 We have had to accept the current process as normal, but with all due respect, without an all-out, “first strike” air tanker capability, the current existing process may in fact be anything but normal. Operation Wildefire may therefore be one “common sense” concept, borne out of necessity. While a limited number of air tankers arrive at a fire, they must depart for long periods for restocking of water or retardant. returning to find an escalating fire that may now take weeks if not months to contain. Wouldn’t an “overkill” first strike approach make most sense?

Operation Wildefire


 There has been through the years, since Operation Wildefire’s initial presentation, an adequate number of modified retrofitted tanker aircraft units tax payer paid for and positioned on tarmacs of the Air National Guard in several western states. The suggestion has been that certain of these units be mobilized and assigned to perform as part of a combined multi-state, airborne taskforce of 8-16 aircraft (to be determined) by the National Interagency Coordinators with crews prepared to engage a fire or multiple fires in one or more states not unlike the way the Air Force would approach a routine bombing mission in previous time of war.  This task force would not require a governor’s (time delaying) State of Emergency implementation but perhaps activated at PL3 with the Fire Center (to be determined). The Guard aircraft could depart from neighboring states to rendezvous with other units arriving at most fires within 2-4 hours. Or a second possibility of having a contingency of tankers and crews (as suggested by General Scoggins) from the various states “lent” to the project and positioned at a central, strategic location, if only during fire season. A task force at the ready that could be dispatched to any fire breakout spot in any state, on target in a matter of hours.  

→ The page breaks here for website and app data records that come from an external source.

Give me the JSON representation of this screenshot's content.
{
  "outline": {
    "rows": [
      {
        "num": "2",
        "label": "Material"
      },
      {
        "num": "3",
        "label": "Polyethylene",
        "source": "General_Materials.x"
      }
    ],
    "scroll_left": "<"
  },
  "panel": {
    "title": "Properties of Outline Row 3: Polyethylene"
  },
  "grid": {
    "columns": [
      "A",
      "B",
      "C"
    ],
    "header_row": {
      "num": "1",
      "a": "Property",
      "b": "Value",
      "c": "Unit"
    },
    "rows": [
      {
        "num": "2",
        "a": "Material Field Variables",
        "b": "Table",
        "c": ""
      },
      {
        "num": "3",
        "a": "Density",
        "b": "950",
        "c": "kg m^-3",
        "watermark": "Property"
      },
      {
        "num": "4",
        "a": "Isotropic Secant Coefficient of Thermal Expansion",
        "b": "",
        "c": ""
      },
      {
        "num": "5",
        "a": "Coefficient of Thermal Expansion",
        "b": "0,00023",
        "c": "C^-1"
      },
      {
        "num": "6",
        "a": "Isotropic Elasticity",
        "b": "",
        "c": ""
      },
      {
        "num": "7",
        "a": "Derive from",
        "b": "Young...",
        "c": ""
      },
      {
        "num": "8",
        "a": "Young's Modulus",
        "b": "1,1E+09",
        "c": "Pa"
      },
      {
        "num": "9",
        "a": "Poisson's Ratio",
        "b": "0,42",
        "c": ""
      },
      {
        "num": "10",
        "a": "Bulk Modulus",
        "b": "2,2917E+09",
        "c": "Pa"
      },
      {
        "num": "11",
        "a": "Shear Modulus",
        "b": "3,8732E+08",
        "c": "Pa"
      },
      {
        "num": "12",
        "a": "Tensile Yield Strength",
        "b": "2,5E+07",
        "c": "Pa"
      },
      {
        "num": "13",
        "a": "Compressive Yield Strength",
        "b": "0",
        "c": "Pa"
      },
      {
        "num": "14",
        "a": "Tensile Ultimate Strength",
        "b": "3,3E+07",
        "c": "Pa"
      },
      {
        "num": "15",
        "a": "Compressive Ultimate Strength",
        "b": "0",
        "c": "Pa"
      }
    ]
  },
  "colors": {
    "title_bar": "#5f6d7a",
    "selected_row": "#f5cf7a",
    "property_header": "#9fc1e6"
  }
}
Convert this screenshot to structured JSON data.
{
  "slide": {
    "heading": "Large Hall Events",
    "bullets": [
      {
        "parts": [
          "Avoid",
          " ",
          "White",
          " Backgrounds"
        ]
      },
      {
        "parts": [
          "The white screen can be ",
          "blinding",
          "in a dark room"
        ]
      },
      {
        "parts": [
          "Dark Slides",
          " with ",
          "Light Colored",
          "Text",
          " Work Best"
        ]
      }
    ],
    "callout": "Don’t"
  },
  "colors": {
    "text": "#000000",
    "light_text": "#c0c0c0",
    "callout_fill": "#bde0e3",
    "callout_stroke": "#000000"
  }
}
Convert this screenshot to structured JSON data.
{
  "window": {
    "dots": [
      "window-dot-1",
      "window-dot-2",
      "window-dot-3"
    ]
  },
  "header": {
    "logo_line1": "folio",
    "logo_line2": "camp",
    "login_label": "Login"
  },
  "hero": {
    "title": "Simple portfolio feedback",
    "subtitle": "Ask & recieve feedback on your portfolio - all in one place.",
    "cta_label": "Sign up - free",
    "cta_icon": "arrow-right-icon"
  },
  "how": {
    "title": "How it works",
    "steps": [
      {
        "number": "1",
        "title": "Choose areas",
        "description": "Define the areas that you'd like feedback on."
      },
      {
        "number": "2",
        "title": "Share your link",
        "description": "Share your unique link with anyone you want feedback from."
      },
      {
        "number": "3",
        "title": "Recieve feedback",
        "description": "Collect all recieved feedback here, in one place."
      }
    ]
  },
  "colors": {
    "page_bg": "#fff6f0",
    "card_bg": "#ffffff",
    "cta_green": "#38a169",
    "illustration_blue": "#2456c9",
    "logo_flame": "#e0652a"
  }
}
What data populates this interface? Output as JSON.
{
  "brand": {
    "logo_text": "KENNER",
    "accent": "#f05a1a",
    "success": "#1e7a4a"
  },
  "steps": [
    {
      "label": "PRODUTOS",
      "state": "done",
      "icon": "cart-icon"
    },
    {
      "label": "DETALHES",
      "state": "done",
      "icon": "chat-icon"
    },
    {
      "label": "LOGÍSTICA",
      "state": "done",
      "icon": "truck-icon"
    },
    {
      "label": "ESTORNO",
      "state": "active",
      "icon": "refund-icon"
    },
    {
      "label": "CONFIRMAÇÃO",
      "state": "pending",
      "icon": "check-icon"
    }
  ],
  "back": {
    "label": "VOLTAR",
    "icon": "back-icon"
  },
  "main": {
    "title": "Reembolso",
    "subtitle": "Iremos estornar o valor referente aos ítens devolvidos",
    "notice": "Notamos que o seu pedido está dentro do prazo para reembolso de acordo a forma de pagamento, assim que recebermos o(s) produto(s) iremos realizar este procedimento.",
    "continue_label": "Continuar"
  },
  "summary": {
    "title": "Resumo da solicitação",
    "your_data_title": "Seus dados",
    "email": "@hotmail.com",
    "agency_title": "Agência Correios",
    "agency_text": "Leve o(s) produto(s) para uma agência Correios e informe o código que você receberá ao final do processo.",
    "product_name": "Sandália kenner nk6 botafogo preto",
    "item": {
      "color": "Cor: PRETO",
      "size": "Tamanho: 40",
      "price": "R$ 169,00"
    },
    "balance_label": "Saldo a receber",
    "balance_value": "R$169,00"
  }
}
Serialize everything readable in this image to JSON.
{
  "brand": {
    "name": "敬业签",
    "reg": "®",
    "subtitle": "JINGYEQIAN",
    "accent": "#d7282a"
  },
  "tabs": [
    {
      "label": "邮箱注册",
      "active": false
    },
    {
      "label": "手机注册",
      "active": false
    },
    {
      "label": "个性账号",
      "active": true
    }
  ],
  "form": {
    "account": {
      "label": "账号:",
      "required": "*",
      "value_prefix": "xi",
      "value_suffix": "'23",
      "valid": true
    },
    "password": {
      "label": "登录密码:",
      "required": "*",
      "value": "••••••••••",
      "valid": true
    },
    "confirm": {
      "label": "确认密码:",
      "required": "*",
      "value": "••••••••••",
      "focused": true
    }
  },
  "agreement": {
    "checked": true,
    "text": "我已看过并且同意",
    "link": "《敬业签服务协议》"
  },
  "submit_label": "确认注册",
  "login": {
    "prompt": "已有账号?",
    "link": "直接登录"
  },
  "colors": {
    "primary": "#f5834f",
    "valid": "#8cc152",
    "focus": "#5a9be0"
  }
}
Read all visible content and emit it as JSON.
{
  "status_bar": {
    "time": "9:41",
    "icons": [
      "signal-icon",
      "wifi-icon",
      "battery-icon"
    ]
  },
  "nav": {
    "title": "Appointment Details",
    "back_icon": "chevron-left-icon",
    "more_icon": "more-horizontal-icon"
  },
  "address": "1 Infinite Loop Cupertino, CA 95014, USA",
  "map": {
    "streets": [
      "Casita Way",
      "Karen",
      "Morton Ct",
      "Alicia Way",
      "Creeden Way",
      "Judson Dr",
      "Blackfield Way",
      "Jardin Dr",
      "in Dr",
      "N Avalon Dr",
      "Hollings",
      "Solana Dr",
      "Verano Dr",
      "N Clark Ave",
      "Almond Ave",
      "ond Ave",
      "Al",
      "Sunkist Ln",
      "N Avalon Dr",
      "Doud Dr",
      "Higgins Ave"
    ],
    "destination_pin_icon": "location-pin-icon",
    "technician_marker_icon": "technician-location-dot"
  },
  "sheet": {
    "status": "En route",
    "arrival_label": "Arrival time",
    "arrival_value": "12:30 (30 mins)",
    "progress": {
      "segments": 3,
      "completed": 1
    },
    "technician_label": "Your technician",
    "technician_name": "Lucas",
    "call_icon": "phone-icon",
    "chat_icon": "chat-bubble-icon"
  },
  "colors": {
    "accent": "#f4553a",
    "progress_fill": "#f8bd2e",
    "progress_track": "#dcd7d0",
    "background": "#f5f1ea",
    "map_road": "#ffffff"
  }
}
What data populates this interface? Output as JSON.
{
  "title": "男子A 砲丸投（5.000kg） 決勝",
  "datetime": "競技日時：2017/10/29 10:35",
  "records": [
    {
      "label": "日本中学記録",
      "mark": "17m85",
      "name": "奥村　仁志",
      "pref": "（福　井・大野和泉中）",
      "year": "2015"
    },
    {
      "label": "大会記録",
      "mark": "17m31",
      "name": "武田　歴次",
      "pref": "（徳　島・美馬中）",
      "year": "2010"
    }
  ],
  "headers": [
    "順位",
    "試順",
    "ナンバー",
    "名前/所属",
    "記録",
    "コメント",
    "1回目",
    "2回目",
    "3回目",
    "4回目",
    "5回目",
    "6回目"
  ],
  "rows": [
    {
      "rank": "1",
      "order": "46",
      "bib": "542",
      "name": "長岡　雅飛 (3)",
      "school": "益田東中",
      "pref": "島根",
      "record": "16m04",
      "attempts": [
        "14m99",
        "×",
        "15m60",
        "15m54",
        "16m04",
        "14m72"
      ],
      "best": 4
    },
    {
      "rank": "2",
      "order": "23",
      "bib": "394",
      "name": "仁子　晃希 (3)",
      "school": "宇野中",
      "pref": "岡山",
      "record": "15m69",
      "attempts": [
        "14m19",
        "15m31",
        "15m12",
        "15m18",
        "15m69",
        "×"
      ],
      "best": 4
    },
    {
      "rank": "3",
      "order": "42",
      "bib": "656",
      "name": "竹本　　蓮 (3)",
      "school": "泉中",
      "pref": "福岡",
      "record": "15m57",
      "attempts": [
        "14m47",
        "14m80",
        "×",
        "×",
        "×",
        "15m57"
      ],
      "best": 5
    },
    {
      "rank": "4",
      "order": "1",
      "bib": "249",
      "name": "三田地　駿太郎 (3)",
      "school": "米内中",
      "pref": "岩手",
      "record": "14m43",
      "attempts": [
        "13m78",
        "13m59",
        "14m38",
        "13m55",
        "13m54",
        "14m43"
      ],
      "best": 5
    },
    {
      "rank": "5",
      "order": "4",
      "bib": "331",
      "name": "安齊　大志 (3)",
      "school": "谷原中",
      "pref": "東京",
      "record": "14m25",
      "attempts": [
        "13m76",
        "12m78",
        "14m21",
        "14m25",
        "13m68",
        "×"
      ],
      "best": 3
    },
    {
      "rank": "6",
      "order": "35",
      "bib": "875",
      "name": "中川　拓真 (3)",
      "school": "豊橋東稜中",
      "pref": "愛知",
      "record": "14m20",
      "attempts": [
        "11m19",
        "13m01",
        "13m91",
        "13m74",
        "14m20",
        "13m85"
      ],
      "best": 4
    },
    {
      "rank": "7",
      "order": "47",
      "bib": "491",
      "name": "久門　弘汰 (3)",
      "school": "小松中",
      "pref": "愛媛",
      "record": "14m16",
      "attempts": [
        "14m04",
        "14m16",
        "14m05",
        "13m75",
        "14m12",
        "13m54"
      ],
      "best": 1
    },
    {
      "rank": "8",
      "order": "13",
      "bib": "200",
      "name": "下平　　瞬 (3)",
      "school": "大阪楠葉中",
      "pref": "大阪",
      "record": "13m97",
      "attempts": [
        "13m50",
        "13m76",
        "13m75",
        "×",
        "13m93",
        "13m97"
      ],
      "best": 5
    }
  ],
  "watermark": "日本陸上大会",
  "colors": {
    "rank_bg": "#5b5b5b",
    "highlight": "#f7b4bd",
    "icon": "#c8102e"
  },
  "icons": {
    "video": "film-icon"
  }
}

To begin with, the aircraft have already been paid for with tax payer dollars and the cost of maintenance of the aircraft and equipment already budgeted.

  The concept was also “brainstormed” with fellow C-130 commanders and crews at an annual meeting at Scotts Air Force Base in Missouri. The support for the concept was (according to the General) enthusiastic with the following explanation.  The Guard’s involvement with such a project could not conflict with existing regulatory state and federal laws and certainly those governing private industry. It was explained, the Guard serves at the invitation of the governor, state forestry and government. It would appear from the preliminary discussions among the C 130 crews that if they were asked to perform more of an initial role in concert with the private sector and funding were made available, they would be agreeable to opening dialogue with the governing agencies as to how they might be helpful in providing even more tanker support and at an earlier point in the process.


 Very often jurisdictional boundaries and territorial limitations create bureaucratic “road-blocks” when it would seem neutralizing the fire in the quickest possible time should be the overriding mandated objective.

If Operation Wildefire had been in place today, might  it have made a  major difference in containing this year’s devastating west coast fires and at a much earlier time to containment? 

The author does not profess to speak for the Guard in any capacity other than the proposal author.